Even the Irish monks couldn't stand their own orthographic system. They started explicitly marking the lenited consonants, rather than just relying on word position or "everyone knows". This was done with a dot over the letter, also called a ponc séimhithe or a punctum delens if you prefer. It looks like this: ḟ ṡ. In Old Irish, when it's used at all, it's only found on the <f> and the <s>. The lenited counterparts of <p t c> were written with the <h> following them: <ph th ch> /f θ x/. (Recall that the lenited forms of <b d g> weren't expressly indicated.) This combination dot and <h> system resulted in the generation of two whole systems. One exclusively used the ponc séimhithe, and the other, the <h>. The short story is that, because of imported typewriters, the <h> version won. Thus, modern Irish (and Gaelic) use Ch to mark the lenited counterpart of a consonant C. Well, most of the time. The vowel-flanking rule is still in effect for indicating palatalisation.
Why <h> at all? Why not <q>? A good question without a good answer. Personally, I think it might have something to do with an intuition regarding aspiration and spirantisation.
Putting it all together
Here's your final phonology:
<Boí rí amrae for Laignib, Mac Dathó a ainm. Boí cú occo. Imdíched in cú Laigniu uili. Ailbe ainm in chon, ocus ba lán Ériu dia airdircus in chon.>
/boi̯ rʲi: aṽre for Laɣʲnʲəvʲ, mak daθo: a aNʲmʲ. boi̯ ku: ogo. imʲdi:xʲəð in ku: Laɣʲnʲu hulʲi. alʲvʲe aNʲmʲ iN xon, ogus ba La:n e:rʲu dʲiä arʲðʲəRʲkʲus in xon/
Edited for some typos.
Also, another note on /h/:
/h/ Isn't Real (and neither are word initial geminates)
/h/ isn't real?

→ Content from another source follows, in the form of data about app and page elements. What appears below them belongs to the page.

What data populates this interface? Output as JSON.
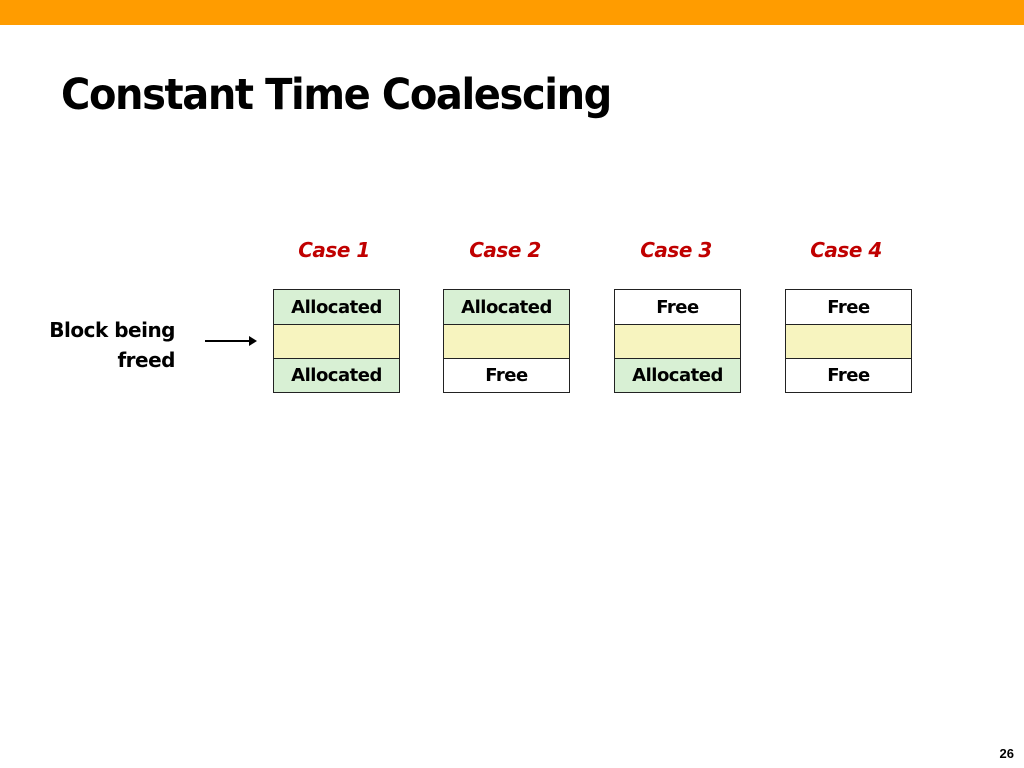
{
  "slide": {
    "title": "Constant Time Coalescing",
    "page_number": "26",
    "accent_color": "#FF9C00",
    "case_label_color": "#C00000"
  },
  "side_label": {
    "line1": "Block being",
    "line2": "freed"
  },
  "colors": {
    "allocated": "#D8F0D4",
    "being_freed": "#F7F4BF",
    "free": "#FFFFFF"
  },
  "cases": [
    {
      "label": "Case 1",
      "top": {
        "text": "Allocated",
        "state": "allocated"
      },
      "middle": {
        "text": "",
        "state": "being_freed"
      },
      "bottom": {
        "text": "Allocated",
        "state": "allocated"
      }
    },
    {
      "label": "Case 2",
      "top": {
        "text": "Allocated",
        "state": "allocated"
      },
      "middle": {
        "text": "",
        "state": "being_freed"
      },
      "bottom": {
        "text": "Free",
        "state": "free"
      }
    },
    {
      "label": "Case 3",
      "top": {
        "text": "Free",
        "state": "free"
      },
      "middle": {
        "text": "",
        "state": "being_freed"
      },
      "bottom": {
        "text": "Allocated",
        "state": "allocated"
      }
    },
    {
      "label": "Case 4",
      "top": {
        "text": "Free",
        "state": "free"
      },
      "middle": {
        "text": "",
        "state": "being_freed"
      },
      "bottom": {
        "text": "Free",
        "state": "free"
      }
    }
  ]
}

This seems to have been the prevailing view of the time. It isn't without merit. The citation forms of native words don't start with /h/ and the sound isn't well tolerated word medially. Recall that <h> was being used to mark a lenited consonant, not make an [h] sound. In line with their "everyone knows" policy, the result of h-prothesis was unmarked. H-prothesis is a grammatical sound change, similar to the lenition (séimhiú) and eclipsis (urú) mutations of the consonants. As with all the initial sound changes for which the Celtic languages are well know, it arose from the influence preceding proclitic. In general, it's triggered by words which end in a vowel, but don't otherwise cause lenition or eclipsis. In the example above, there is h-prothesis in the phrase <Laigniu uili> /Laɣʲnʲu hulʲi/, "all Leinster", even though it isn't indicated in the orthography. To confuse matters, the lack of <h> where there is an [h] occurs happens in the same environments where you might see what look like word initial geminates. For example, this kind of change is triggered by the possessive pronoun <a> /a/, "her", or the preposition <a> /a/, "out from": <ech>, /ex/, "a horse", and <a ech> /a hex/ "her horse", but also <medón> /meðo:n/ "a middle", and <a mmedón> /a meðo:n/ "from a middle".